[WHAT TO PRODUCE] Write the listing out again, exactly as it reads below.

────────────────────

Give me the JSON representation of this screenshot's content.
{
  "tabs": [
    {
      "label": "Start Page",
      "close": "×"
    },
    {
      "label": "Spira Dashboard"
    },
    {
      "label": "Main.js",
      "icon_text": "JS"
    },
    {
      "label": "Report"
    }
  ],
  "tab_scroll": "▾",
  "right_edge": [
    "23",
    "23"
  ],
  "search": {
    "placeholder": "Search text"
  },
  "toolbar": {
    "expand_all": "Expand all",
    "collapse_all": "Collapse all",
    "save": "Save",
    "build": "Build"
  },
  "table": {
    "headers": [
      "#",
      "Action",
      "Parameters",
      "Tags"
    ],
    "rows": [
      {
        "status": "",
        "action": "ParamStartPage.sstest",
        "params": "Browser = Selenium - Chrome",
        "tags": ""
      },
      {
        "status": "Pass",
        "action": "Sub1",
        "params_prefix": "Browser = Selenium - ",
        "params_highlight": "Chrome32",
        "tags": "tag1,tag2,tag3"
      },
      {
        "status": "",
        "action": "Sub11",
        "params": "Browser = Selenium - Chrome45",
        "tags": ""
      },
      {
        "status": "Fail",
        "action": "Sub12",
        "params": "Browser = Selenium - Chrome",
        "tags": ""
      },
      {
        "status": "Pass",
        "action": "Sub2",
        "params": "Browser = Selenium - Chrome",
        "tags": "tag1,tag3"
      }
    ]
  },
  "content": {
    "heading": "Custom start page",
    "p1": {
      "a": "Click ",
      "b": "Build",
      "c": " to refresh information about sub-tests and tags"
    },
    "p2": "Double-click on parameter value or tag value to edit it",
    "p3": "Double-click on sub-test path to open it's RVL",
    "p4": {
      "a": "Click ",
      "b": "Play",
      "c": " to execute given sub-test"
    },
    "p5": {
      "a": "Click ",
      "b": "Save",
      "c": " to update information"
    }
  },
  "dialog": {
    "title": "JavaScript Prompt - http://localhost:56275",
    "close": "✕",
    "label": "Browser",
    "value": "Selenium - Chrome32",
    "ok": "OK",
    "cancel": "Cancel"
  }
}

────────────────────

[ANSWER TO THIS PROBLEM]
Give me the JSON representation of this screenshot's content.
{
  "tabs": [
    {
      "label": "Start Page",
      "close": "×"
    },
    {
      "label": "Spira Dashboard"
    },
    {
      "label": "Main.js",
      "icon_text": "JS"
    },
    {
      "label": "Report"
    }
  ],
  "tab_scroll": "▾",
  "right_edge": [
    "23",
    "23"
  ],
  "search": {
    "placeholder": "Search text"
  },
  "toolbar": {
    "expand_all": "Expand all",
    "collapse_all": "Collapse all",
    "save": "Save",
    "build": "Build"
  },
  "table": {
    "headers": [
      "#",
      "Action",
      "Parameters",
      "Tags"
    ],
    "rows": [
      {
        "status": "",
        "action": "ParamStartPage.sstest",
        "params": "Browser = Selenium - Chrome",
        "tags": ""
      },
      {
        "status": "Pass",
        "action": "Sub1",
        "params_prefix": "Browser = Selenium - ",
        "params_highlight": "Chrome32",
        "tags": "tag1,tag2,tag3"
      },
      {
        "status": "",
        "action": "Sub11",
        "params": "Browser = Selenium - Chrome45",
        "tags": ""
      },
      {
        "status": "Fail",
        "action": "Sub12",
        "params": "Browser = Selenium - Chrome",
        "tags": ""
      },
      {
        "status": "Pass",
        "action": "Sub2",
        "params": "Browser = Selenium - Chrome",
        "tags": "tag1,tag3"
      }
    ]
  },
  "content": {
    "heading": "Custom start page",
    "p1": {
      "a": "Click ",
      "b": "Build",
      "c": " to refresh information about sub-tests and tags"
    },
    "p2": "Double-click on parameter value or tag value to edit it",
    "p3": "Double-click on sub-test path to open it's RVL",
    "p4": {
      "a": "Click ",
      "b": "Play",
      "c": " to execute given sub-test"
    },
    "p5": {
      "a": "Click ",
      "b": "Save",
      "c": " to update information"
    }
  },
  "dialog": {
    "title": "JavaScript Prompt - http://localhost:56275",
    "close": "✕",
    "label": "Browser",
    "value": "Selenium - Chrome32",
    "ok": "OK",
    "cancel": "Cancel"
  }
}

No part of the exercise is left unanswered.